Copy the records that follow exactly as written, but not their pictures.

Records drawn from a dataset
════════════════════

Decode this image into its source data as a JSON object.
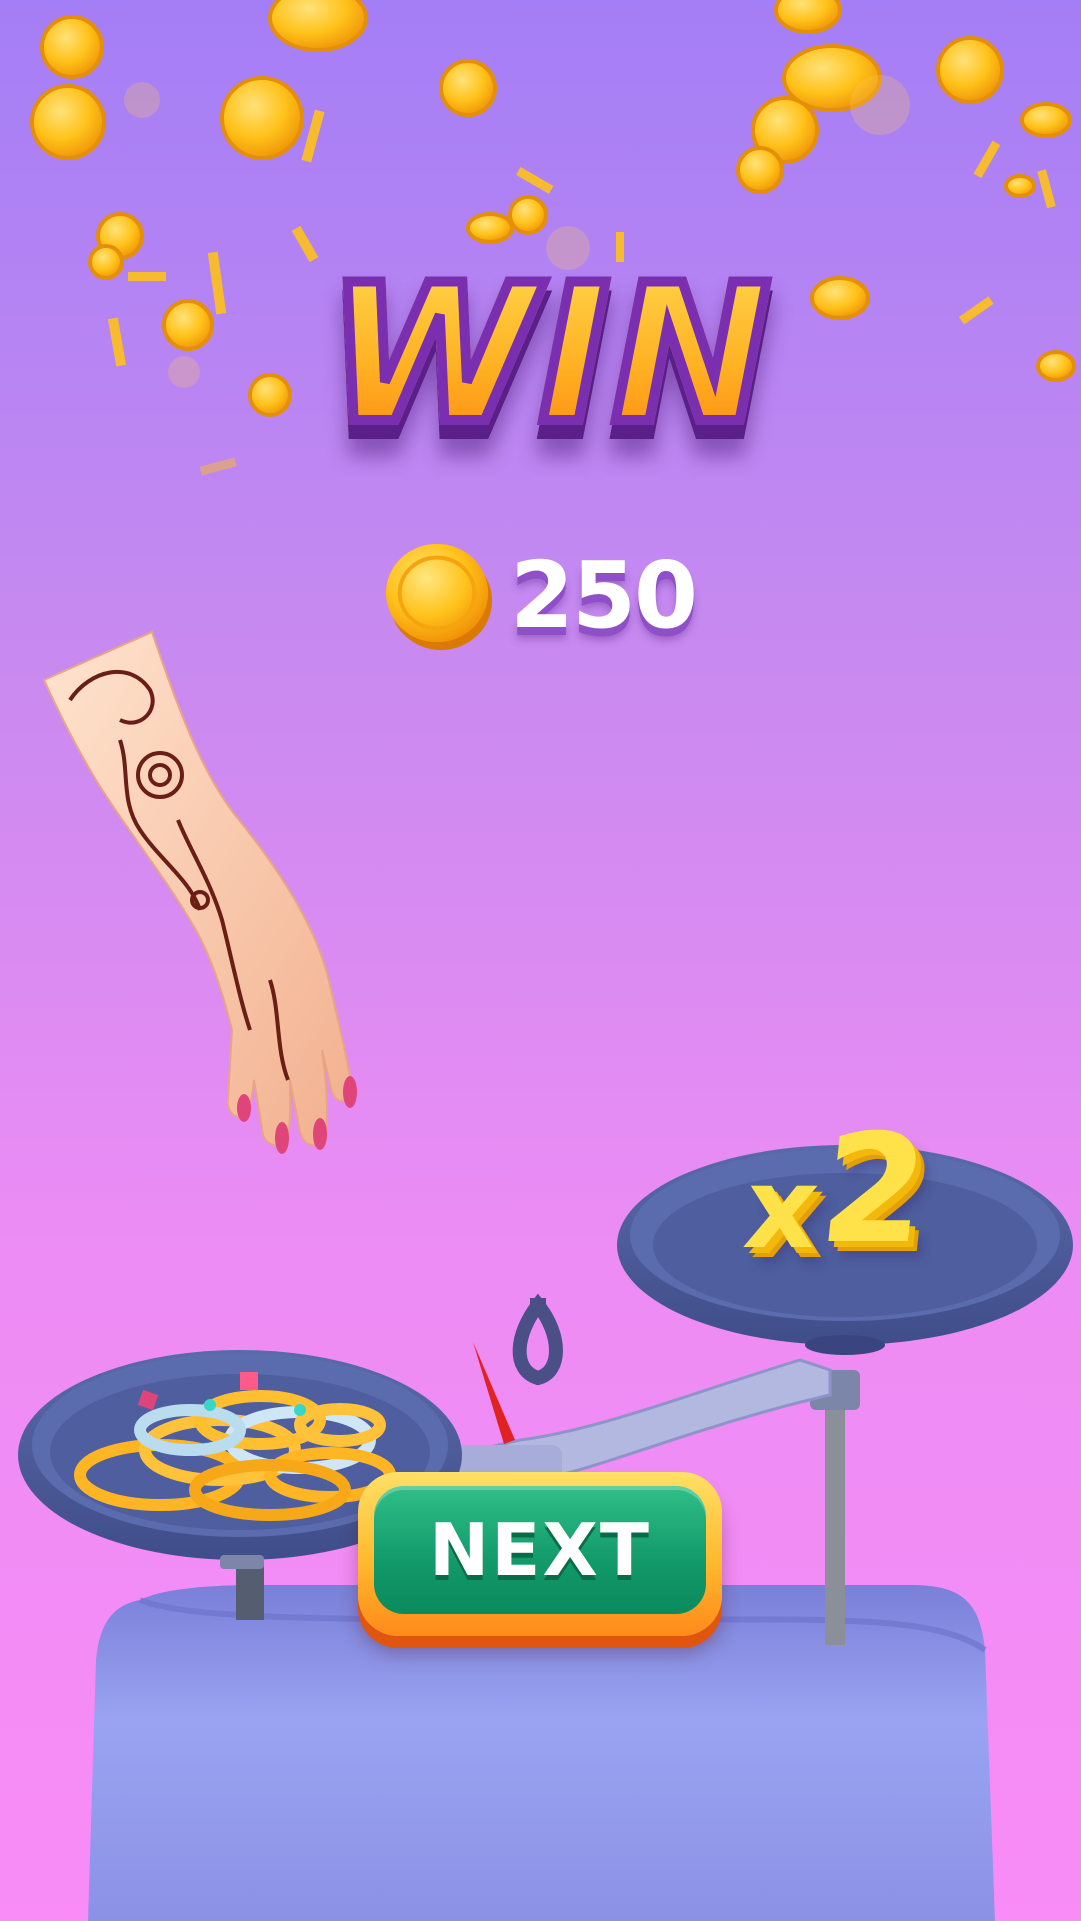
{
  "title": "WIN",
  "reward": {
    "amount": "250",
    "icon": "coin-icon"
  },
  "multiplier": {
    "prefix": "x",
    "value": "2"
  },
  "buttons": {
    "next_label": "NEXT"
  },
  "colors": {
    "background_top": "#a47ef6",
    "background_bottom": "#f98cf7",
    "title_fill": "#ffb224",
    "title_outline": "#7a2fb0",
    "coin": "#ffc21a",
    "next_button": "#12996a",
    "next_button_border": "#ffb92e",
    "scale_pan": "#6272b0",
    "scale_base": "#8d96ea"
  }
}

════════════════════

* [ANSWER BOX]:
Decode this image into its source data as a JSON object.
{
  "title": "WIN",
  "reward": {
    "amount": "250",
    "icon": "coin-icon"
  },
  "multiplier": {
    "prefix": "x",
    "value": "2"
  },
  "buttons": {
    "next_label": "NEXT"
  },
  "colors": {
    "background_top": "#a47ef6",
    "background_bottom": "#f98cf7",
    "title_fill": "#ffb224",
    "title_outline": "#7a2fb0",
    "coin": "#ffc21a",
    "next_button": "#12996a",
    "next_button_border": "#ffb92e",
    "scale_pan": "#6272b0",
    "scale_base": "#8d96ea"
  }
}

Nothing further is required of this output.